Exercise objective: In the entries that follow, which lines hold the string "JSON"? List them.

Extracted information:
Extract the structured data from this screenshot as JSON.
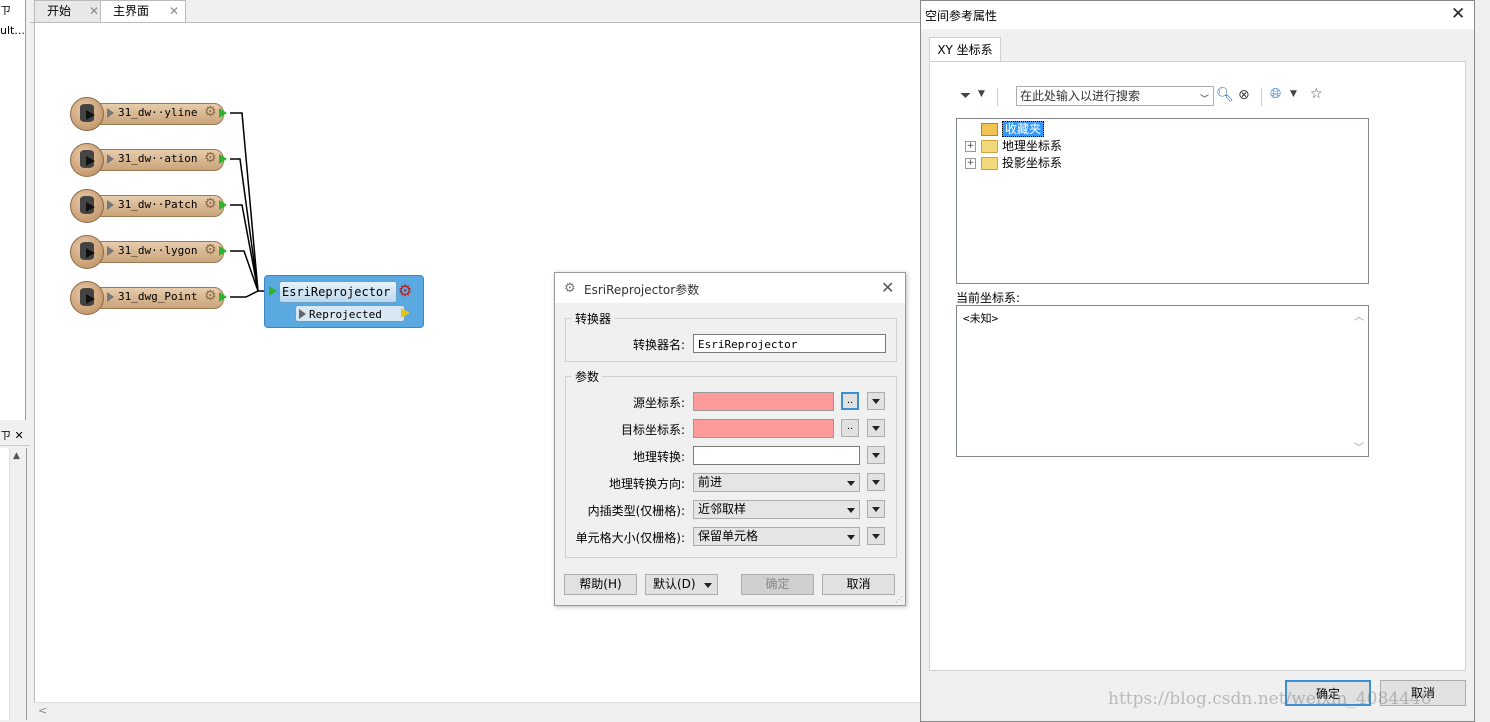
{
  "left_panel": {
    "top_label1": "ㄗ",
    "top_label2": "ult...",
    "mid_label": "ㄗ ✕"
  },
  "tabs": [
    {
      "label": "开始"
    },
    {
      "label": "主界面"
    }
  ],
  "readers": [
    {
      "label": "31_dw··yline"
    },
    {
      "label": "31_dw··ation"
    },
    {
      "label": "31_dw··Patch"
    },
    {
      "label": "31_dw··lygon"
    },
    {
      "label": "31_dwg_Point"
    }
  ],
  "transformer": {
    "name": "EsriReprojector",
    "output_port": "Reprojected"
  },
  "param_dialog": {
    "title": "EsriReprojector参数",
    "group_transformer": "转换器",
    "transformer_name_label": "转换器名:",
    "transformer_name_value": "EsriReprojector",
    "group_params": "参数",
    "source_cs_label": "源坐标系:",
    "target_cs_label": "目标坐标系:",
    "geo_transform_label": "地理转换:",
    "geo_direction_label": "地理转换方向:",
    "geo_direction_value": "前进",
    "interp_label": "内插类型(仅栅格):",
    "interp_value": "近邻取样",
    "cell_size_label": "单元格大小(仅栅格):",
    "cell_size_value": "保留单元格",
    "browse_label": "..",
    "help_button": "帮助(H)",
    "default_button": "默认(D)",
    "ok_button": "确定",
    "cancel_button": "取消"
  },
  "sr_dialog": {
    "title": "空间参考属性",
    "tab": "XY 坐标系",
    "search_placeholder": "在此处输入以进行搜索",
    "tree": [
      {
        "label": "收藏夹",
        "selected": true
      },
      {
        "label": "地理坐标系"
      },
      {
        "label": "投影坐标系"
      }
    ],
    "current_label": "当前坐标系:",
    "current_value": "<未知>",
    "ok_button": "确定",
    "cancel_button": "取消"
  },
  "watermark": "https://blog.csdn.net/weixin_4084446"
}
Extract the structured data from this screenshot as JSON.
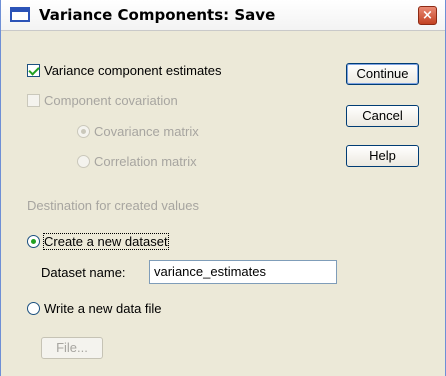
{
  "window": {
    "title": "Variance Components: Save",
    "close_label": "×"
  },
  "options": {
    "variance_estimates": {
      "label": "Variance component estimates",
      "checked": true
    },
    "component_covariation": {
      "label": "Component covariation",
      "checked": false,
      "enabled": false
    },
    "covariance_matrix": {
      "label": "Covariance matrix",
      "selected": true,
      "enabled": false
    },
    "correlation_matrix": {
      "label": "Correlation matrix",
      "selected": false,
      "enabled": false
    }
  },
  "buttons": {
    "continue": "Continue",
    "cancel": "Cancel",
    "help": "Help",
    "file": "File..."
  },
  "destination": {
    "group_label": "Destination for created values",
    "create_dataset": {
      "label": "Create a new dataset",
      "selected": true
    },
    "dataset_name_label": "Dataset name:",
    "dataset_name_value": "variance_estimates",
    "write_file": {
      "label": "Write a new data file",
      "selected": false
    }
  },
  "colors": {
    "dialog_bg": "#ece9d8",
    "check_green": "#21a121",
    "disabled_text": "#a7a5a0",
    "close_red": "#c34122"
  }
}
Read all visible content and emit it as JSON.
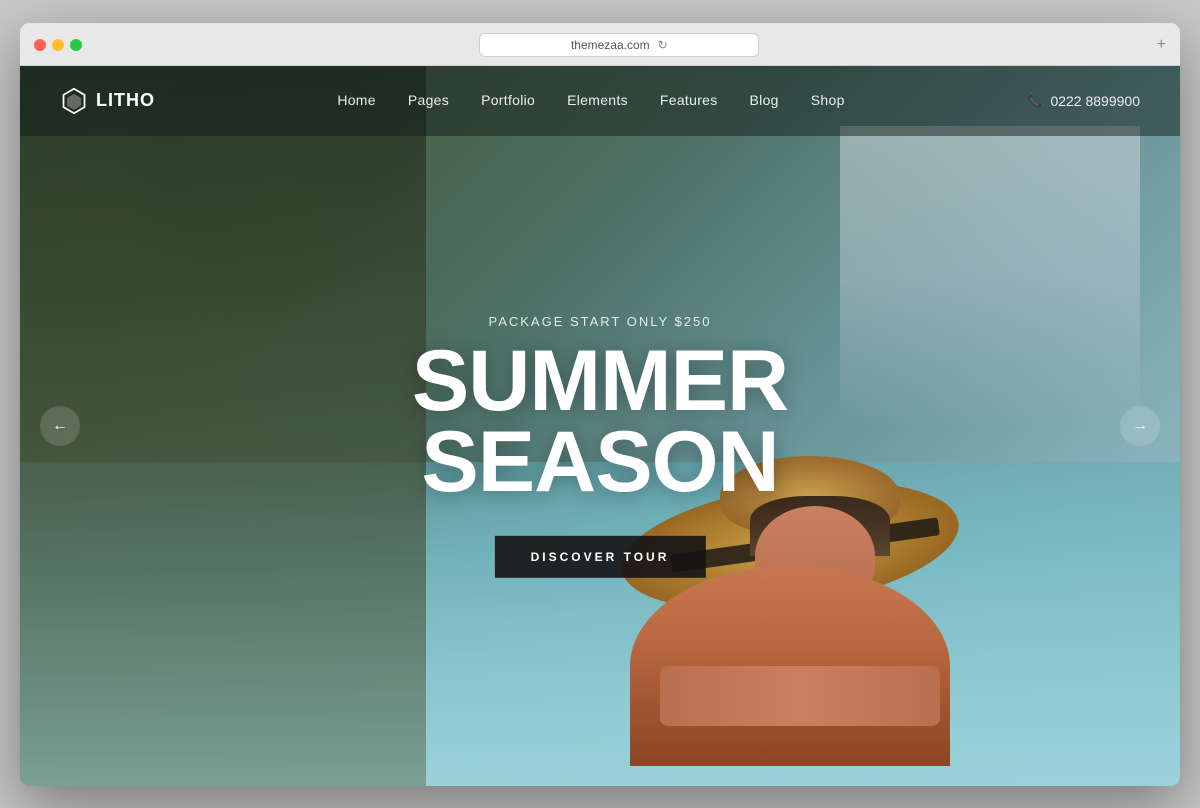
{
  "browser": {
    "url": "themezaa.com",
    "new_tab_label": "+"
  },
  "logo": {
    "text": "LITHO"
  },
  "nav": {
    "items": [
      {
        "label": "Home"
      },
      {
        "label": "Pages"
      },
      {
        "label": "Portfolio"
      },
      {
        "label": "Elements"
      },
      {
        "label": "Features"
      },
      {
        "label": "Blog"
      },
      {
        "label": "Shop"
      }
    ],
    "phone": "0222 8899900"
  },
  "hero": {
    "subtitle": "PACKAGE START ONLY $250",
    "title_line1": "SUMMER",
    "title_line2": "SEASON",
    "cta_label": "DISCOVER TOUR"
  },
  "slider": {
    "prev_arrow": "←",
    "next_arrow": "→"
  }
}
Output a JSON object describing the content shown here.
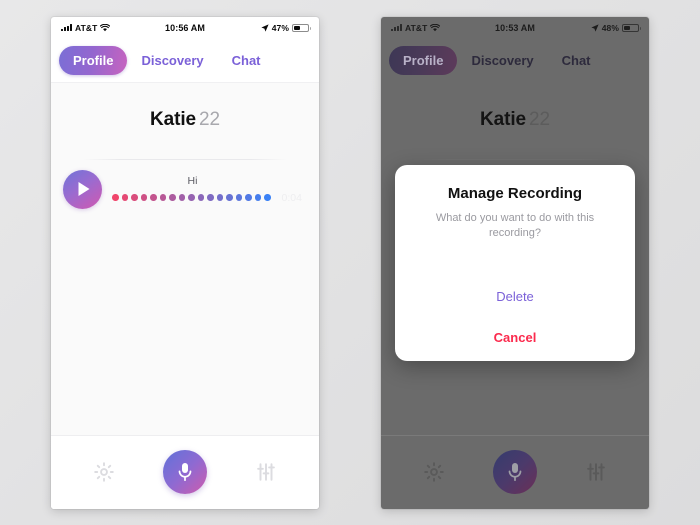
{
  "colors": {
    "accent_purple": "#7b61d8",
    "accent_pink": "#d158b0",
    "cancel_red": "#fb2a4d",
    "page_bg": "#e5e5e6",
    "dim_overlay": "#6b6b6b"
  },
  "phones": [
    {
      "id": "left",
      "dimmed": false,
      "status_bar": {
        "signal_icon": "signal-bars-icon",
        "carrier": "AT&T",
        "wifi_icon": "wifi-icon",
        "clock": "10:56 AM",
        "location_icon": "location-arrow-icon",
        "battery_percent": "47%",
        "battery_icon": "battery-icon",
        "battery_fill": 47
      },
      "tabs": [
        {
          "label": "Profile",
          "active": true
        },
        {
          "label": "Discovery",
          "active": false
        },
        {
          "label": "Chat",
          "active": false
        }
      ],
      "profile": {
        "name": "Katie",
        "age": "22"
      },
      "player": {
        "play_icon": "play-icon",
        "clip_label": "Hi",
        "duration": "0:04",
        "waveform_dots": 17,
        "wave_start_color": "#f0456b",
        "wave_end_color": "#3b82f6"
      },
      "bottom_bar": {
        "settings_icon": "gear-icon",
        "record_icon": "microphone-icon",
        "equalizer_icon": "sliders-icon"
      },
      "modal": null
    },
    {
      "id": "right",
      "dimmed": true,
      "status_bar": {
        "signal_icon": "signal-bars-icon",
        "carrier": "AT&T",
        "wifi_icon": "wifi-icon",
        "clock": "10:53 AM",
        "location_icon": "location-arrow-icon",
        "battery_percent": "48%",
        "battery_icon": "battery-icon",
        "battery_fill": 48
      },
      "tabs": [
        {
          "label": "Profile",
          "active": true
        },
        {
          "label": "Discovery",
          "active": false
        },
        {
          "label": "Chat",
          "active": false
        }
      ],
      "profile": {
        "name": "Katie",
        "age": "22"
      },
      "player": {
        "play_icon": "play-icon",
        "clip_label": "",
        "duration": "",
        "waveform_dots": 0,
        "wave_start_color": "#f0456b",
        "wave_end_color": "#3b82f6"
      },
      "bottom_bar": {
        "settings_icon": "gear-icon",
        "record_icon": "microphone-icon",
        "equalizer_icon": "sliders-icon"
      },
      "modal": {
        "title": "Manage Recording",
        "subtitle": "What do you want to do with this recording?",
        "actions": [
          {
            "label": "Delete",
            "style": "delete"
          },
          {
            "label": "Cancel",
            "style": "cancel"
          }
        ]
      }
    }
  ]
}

Exercise output:
Extract the structured data from this screenshot as JSON.
Extract the structured data from this screenshot as JSON.
Read all visible content and emit it as JSON.
Output a JSON object describing the content shown here.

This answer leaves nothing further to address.